◆ **Task instructions**
For this exercise, write out the whole listing below exactly, omitting its images.

◆ **Data provided**
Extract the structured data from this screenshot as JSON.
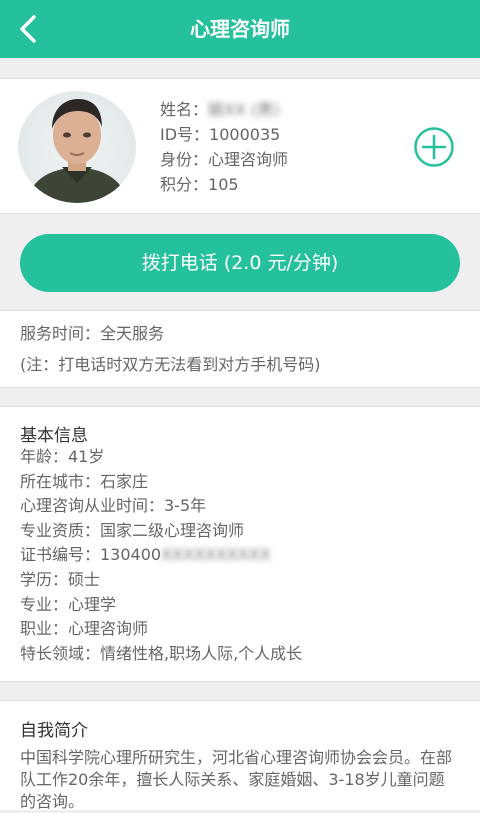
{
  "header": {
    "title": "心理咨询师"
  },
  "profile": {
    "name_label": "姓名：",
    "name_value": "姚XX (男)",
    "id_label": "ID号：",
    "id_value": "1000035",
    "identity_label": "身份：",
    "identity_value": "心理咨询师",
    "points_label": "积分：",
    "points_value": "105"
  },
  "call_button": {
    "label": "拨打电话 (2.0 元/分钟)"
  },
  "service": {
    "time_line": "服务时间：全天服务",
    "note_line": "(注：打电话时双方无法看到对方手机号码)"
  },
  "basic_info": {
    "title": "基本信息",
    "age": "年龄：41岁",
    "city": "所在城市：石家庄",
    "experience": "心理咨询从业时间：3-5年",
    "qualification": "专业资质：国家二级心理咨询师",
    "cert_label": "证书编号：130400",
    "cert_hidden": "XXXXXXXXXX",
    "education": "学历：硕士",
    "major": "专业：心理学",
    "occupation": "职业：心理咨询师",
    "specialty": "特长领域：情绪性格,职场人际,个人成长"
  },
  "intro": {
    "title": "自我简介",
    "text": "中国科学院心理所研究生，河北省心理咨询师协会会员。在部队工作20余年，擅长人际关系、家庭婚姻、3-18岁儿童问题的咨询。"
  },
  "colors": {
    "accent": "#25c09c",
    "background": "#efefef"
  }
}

◆ **Your solution**
Extract the structured data from this screenshot as JSON.
{
  "header": {
    "title": "心理咨询师"
  },
  "profile": {
    "name_label": "姓名：",
    "name_value": "姚XX (男)",
    "id_label": "ID号：",
    "id_value": "1000035",
    "identity_label": "身份：",
    "identity_value": "心理咨询师",
    "points_label": "积分：",
    "points_value": "105"
  },
  "call_button": {
    "label": "拨打电话 (2.0 元/分钟)"
  },
  "service": {
    "time_line": "服务时间：全天服务",
    "note_line": "(注：打电话时双方无法看到对方手机号码)"
  },
  "basic_info": {
    "title": "基本信息",
    "age": "年龄：41岁",
    "city": "所在城市：石家庄",
    "experience": "心理咨询从业时间：3-5年",
    "qualification": "专业资质：国家二级心理咨询师",
    "cert_label": "证书编号：130400",
    "cert_hidden": "XXXXXXXXXX",
    "education": "学历：硕士",
    "major": "专业：心理学",
    "occupation": "职业：心理咨询师",
    "specialty": "特长领域：情绪性格,职场人际,个人成长"
  },
  "intro": {
    "title": "自我简介",
    "text": "中国科学院心理所研究生，河北省心理咨询师协会会员。在部队工作20余年，擅长人际关系、家庭婚姻、3-18岁儿童问题的咨询。"
  },
  "colors": {
    "accent": "#25c09c",
    "background": "#efefef"
  }
}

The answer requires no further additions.